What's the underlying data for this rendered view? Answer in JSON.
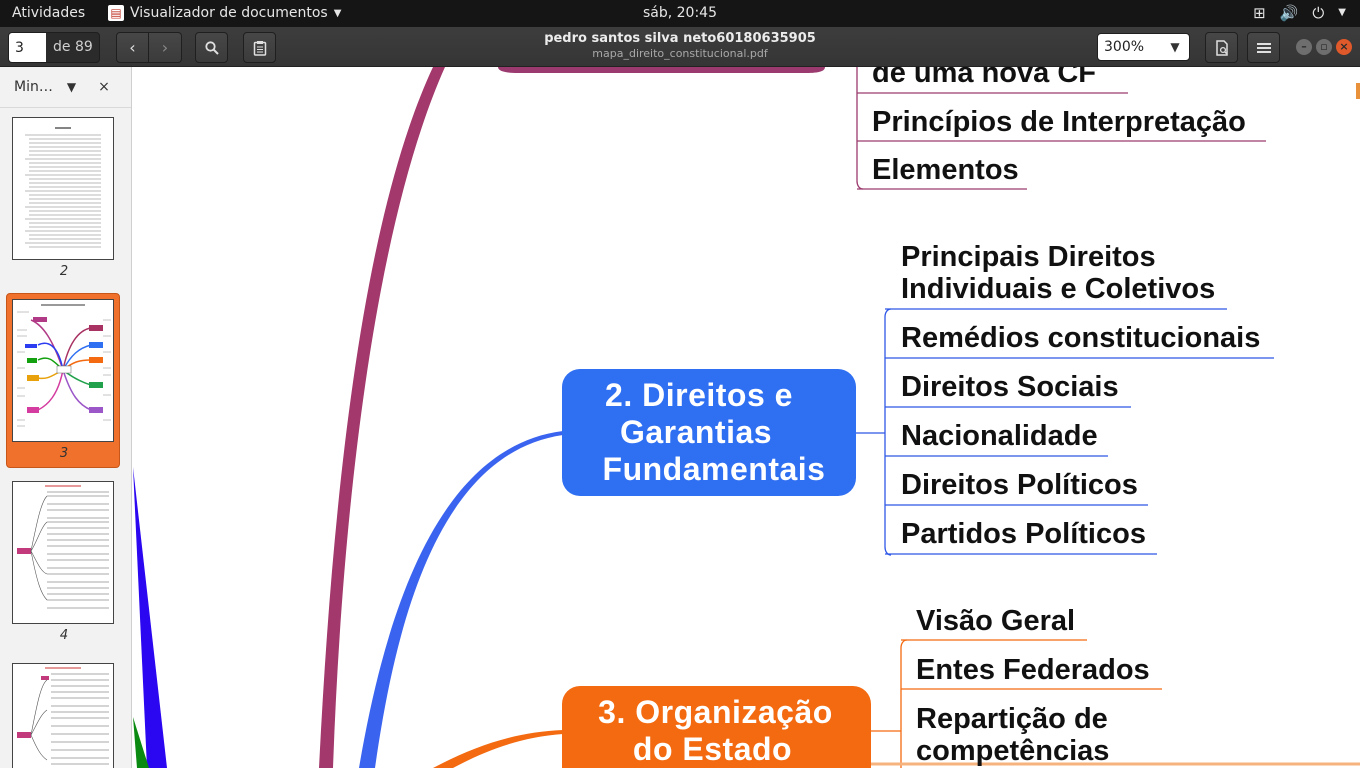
{
  "topbar": {
    "activities": "Atividades",
    "app_name": "Visualizador de documentos",
    "clock": "sáb, 20:45"
  },
  "header": {
    "page_current": "3",
    "page_of": "de 89",
    "doc_title": "pedro santos silva neto60180635905",
    "doc_file": "mapa_direito_constitucional.pdf",
    "zoom": "300%"
  },
  "sidebar": {
    "mode_label": "Min…",
    "thumbs": [
      {
        "num": "2"
      },
      {
        "num": "3"
      },
      {
        "num": "4"
      }
    ]
  },
  "mindmap": {
    "top_leaves": [
      "de uma nova CF",
      "Princípios de Interpretação",
      "Elementos"
    ],
    "node2": {
      "line1": "2. Direitos e",
      "line2": "Garantias",
      "line3": "Fundamentais"
    },
    "node2_leaves": [
      "Principais Direitos",
      "Individuais e Coletivos",
      "Remédios constitucionais",
      "Direitos Sociais",
      "Nacionalidade",
      "Direitos Políticos",
      "Partidos Políticos"
    ],
    "node3": {
      "line1": "3. Organização",
      "line2": "do Estado"
    },
    "node3_leaves": [
      "Visão Geral",
      "Entes Federados",
      "Repartição de",
      "competências"
    ]
  },
  "colors": {
    "node_purple": "#9b3a6e",
    "node_blue": "#2f6ff2",
    "node_orange": "#f36a10"
  }
}
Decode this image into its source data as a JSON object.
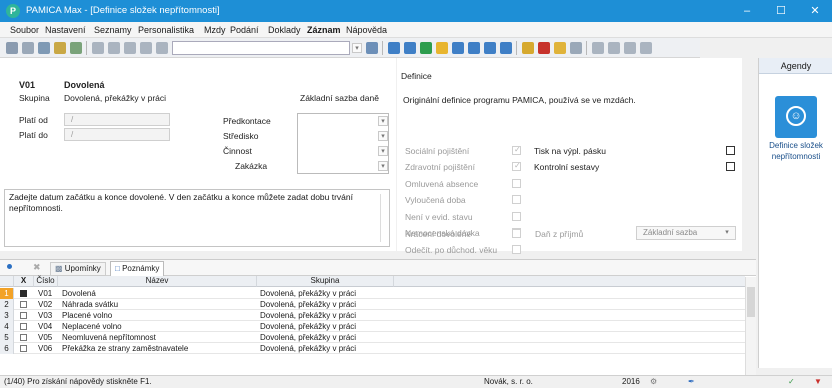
{
  "window": {
    "title": "PAMICA Max - [Definice složek nepřítomnosti]",
    "accent": "#1e8fd6"
  },
  "menu": [
    "Soubor",
    "Nastavení",
    "Seznamy",
    "Personalistika",
    "Mzdy",
    "Podání",
    "Doklady",
    "Záznam",
    "Nápověda"
  ],
  "record": {
    "code": "V01",
    "name": "Dovolená",
    "group_label": "Skupina",
    "group_value": "Dovolená, překážky v práci",
    "base_label": "Základní sazba daně",
    "valid_from_label": "Platí od",
    "valid_from_value": "/",
    "valid_to_label": "Platí do",
    "valid_to_value": "/",
    "predkontace_label": "Předkontace",
    "stredisko_label": "Středisko",
    "cinnost_label": "Činnost",
    "zakazka_label": "Zakázka",
    "hint": "Zadejte datum začátku a konce dovolené. V den začátku a konce můžete zadat dobu trvání nepřítomnosti."
  },
  "definice": {
    "title": "Definice",
    "text": "Originální definice programu PAMICA, používá se ve mzdách.",
    "options": [
      {
        "label": "Sociální pojištění",
        "checked": true
      },
      {
        "label": "Zdravotní pojištění",
        "checked": true
      },
      {
        "label": "Omluvená absence",
        "checked": false
      },
      {
        "label": "Vyloučená doba",
        "checked": false
      },
      {
        "label": "Není v evid. stavu",
        "checked": false
      },
      {
        "label": "Nemocenská dávka",
        "checked": false
      },
      {
        "label": "Odečít. po důchod. věku",
        "checked": false
      },
      {
        "label": "Krácení dovolené",
        "checked": false
      }
    ],
    "tisk_label": "Tisk na výpl. pásku",
    "kontrolni_label": "Kontrolní sestavy",
    "dan_label": "Daň z příjmů",
    "sazba_value": "Základní sazba"
  },
  "agendy": {
    "title": "Agendy",
    "item_label": "Definice složek nepřítomnosti"
  },
  "tabs": {
    "upominky": "Upomínky",
    "poznamky": "Poznámky"
  },
  "grid": {
    "headers": {
      "x": "X",
      "cislo": "Číslo",
      "nazev": "Název",
      "skupina": "Skupina"
    },
    "rows": [
      {
        "n": "1",
        "cislo": "V01",
        "nazev": "Dovolená",
        "skupina": "Dovolená, překážky v práci"
      },
      {
        "n": "2",
        "cislo": "V02",
        "nazev": "Náhrada svátku",
        "skupina": "Dovolená, překážky v práci"
      },
      {
        "n": "3",
        "cislo": "V03",
        "nazev": "Placené volno",
        "skupina": "Dovolená, překážky v práci"
      },
      {
        "n": "4",
        "cislo": "V04",
        "nazev": "Neplacené volno",
        "skupina": "Dovolená, překážky v práci"
      },
      {
        "n": "5",
        "cislo": "V05",
        "nazev": "Neomluvená nepřítomnost",
        "skupina": "Dovolená, překážky v práci"
      },
      {
        "n": "6",
        "cislo": "V06",
        "nazev": "Překážka ze strany zaměstnavatele",
        "skupina": "Dovolená, překážky v práci"
      }
    ]
  },
  "status": {
    "hint": "(1/40) Pro získání nápovědy stiskněte F1.",
    "company": "Novák, s. r. o.",
    "year": "2016"
  }
}
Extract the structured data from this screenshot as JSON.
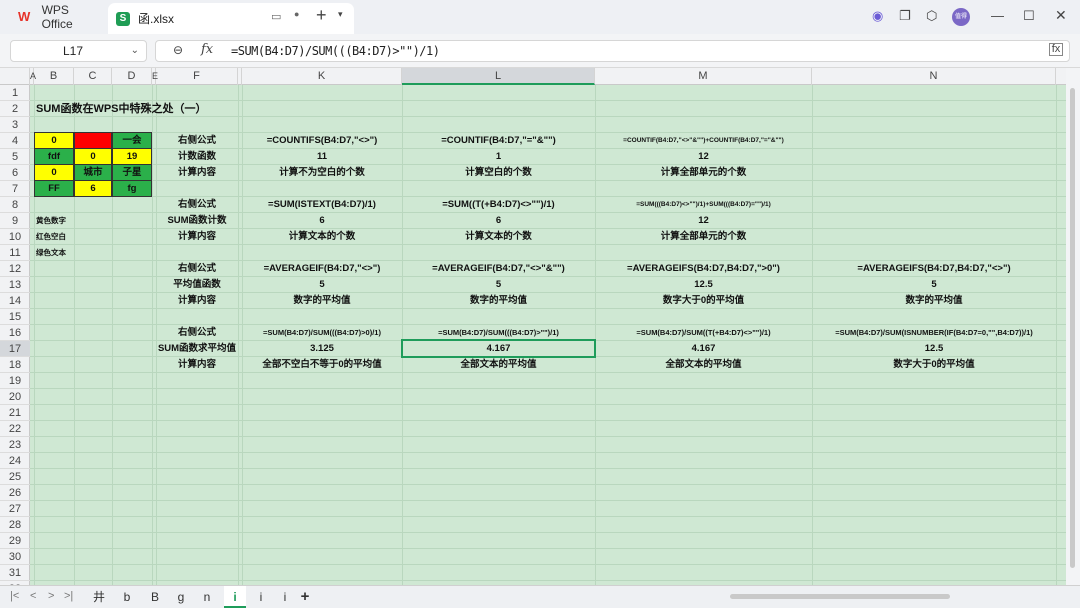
{
  "titlebar": {
    "app_tab": "WPS Office",
    "file_tab": "函.xlsx",
    "new_tab": "+",
    "avatar_text": "值得"
  },
  "formula_bar": {
    "cell_ref": "L17",
    "fx": "fx",
    "formula": "=SUM(B4:D7)/SUM(((B4:D7)>\"\")/1)"
  },
  "columns": [
    "A",
    "B",
    "C",
    "D",
    "E",
    "F",
    "",
    "K",
    "L",
    "M",
    "N"
  ],
  "rows": [
    "1",
    "2",
    "3",
    "4",
    "5",
    "6",
    "7",
    "8",
    "9",
    "10",
    "11",
    "12",
    "13",
    "14",
    "15",
    "16",
    "17",
    "18",
    "19",
    "20",
    "21",
    "22",
    "23",
    "24",
    "25",
    "26",
    "27",
    "28",
    "29",
    "30",
    "31",
    "32"
  ],
  "title": "SUM函数在WPS中特殊之处（一）",
  "data_table": [
    [
      "0",
      "",
      "一会"
    ],
    [
      "fdf",
      "0",
      "19"
    ],
    [
      "0",
      "城市",
      "子星"
    ],
    [
      "FF",
      "6",
      "fg"
    ]
  ],
  "legend": [
    "黄色数字",
    "红色空白",
    "绿色文本"
  ],
  "blocks": [
    {
      "labels": [
        "右侧公式",
        "计数函数",
        "计算内容"
      ],
      "formulas": [
        "=COUNTIFS(B4:D7,\"<>\")",
        "=COUNTIF(B4:D7,\"=\"&\"\")",
        "=COUNTIF(B4:D7,\"<>\"&\"\")+COUNTIF(B4:D7,\"=\"&\"\")",
        ""
      ],
      "values": [
        "11",
        "1",
        "12",
        ""
      ],
      "desc": [
        "计算不为空白的个数",
        "计算空白的个数",
        "计算全部单元的个数",
        ""
      ]
    },
    {
      "labels": [
        "右侧公式",
        "SUM函数计数",
        "计算内容"
      ],
      "formulas": [
        "=SUM(ISTEXT(B4:D7)/1)",
        "=SUM((T(+B4:D7)<>\"\")/1)",
        "=SUM(((B4:D7)<>\"\")/1)+SUM(((B4:D7)=\"\")/1)",
        ""
      ],
      "values": [
        "6",
        "6",
        "12",
        ""
      ],
      "desc": [
        "计算文本的个数",
        "计算文本的个数",
        "计算全部单元的个数",
        ""
      ]
    },
    {
      "labels": [
        "右侧公式",
        "平均值函数",
        "计算内容"
      ],
      "formulas": [
        "=AVERAGEIF(B4:D7,\"<>\")",
        "=AVERAGEIF(B4:D7,\"<>\"&\"\")",
        "=AVERAGEIFS(B4:D7,B4:D7,\">0\")",
        "=AVERAGEIFS(B4:D7,B4:D7,\"<>\")"
      ],
      "values": [
        "5",
        "5",
        "12.5",
        "5"
      ],
      "desc": [
        "数字的平均值",
        "数字的平均值",
        "数字大于0的平均值",
        "数字的平均值"
      ]
    },
    {
      "labels": [
        "右侧公式",
        "SUM函数求平均值",
        "计算内容"
      ],
      "formulas": [
        "=SUM(B4:D7)/SUM(((B4:D7)>0)/1)",
        "=SUM(B4:D7)/SUM(((B4:D7)>\"\")/1)",
        "=SUM(B4:D7)/SUM((T(+B4:D7)<>\"\")/1)",
        "=SUM(B4:D7)/SUM(ISNUMBER(IF(B4:D7=0,\"\",B4:D7))/1)"
      ],
      "values": [
        "3.125",
        "4.167",
        "4.167",
        "12.5"
      ],
      "desc": [
        "全部不空白不等于0的平均值",
        "全部文本的平均值",
        "全部文本的平均值",
        "数字大于0的平均值"
      ]
    }
  ],
  "sheet_tabs": [
    "井",
    "b",
    "B",
    "g",
    "n",
    "i",
    "i",
    "i"
  ],
  "active_sheet_index": 5,
  "add_sheet": "+",
  "colors": {
    "yellow": "#ffff00",
    "red": "#ff0000",
    "green": "#2bb04a",
    "accent": "#1e9c5a",
    "sheet_bg": "#cfe8d3"
  }
}
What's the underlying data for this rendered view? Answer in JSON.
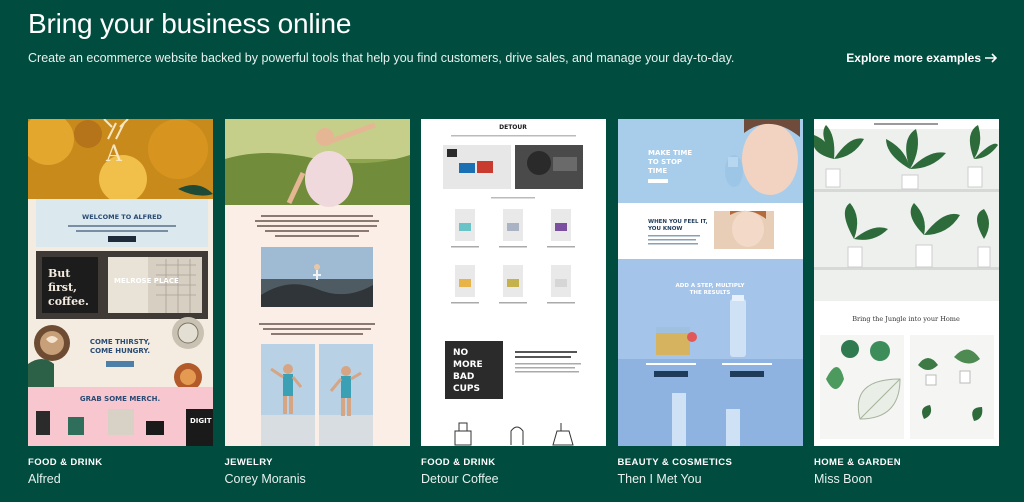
{
  "header": {
    "title": "Bring your business online",
    "subtitle": "Create an ecommerce website backed by powerful tools that help you find customers, drive sales, and manage your day-to-day.",
    "explore_label": "Explore more examples",
    "explore_icon": "arrow-right-icon"
  },
  "colors": {
    "background": "#004c3f",
    "text": "#ffffff"
  },
  "cards": [
    {
      "category": "FOOD & DRINK",
      "name": "Alfred",
      "screenshot": {
        "welcome": "WELCOME TO ALFRED",
        "window_line1": "But",
        "window_line2": "first,",
        "window_line3": "coffee.",
        "sign": "MELROSE PLACE",
        "promo_line1": "COME THIRSTY,",
        "promo_line2": "COME HUNGRY.",
        "merch": "GRAB SOME MERCH.",
        "gift": "DIGIT GIFTC"
      }
    },
    {
      "category": "JEWELRY",
      "name": "Corey Moranis",
      "screenshot": {}
    },
    {
      "category": "FOOD & DRINK",
      "name": "Detour Coffee",
      "screenshot": {
        "logo": "DETOUR",
        "cup_line1": "NO",
        "cup_line2": "MORE",
        "cup_line3": "BAD",
        "cup_line4": "CUPS"
      }
    },
    {
      "category": "BEAUTY & COSMETICS",
      "name": "Then I Met You",
      "screenshot": {
        "hero_line1": "MAKE TIME",
        "hero_line2": "TO STOP",
        "hero_line3": "TIME",
        "feel_line1": "WHEN YOU FEEL IT,",
        "feel_line2": "YOU KNOW",
        "step_line1": "ADD A STEP, MULTIPLY",
        "step_line2": "THE RESULTS"
      }
    },
    {
      "category": "HOME & GARDEN",
      "name": "Miss Boon",
      "screenshot": {
        "tagline": "Bring the Jungle into your Home"
      }
    }
  ]
}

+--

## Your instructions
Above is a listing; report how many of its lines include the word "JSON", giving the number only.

## Answer box
4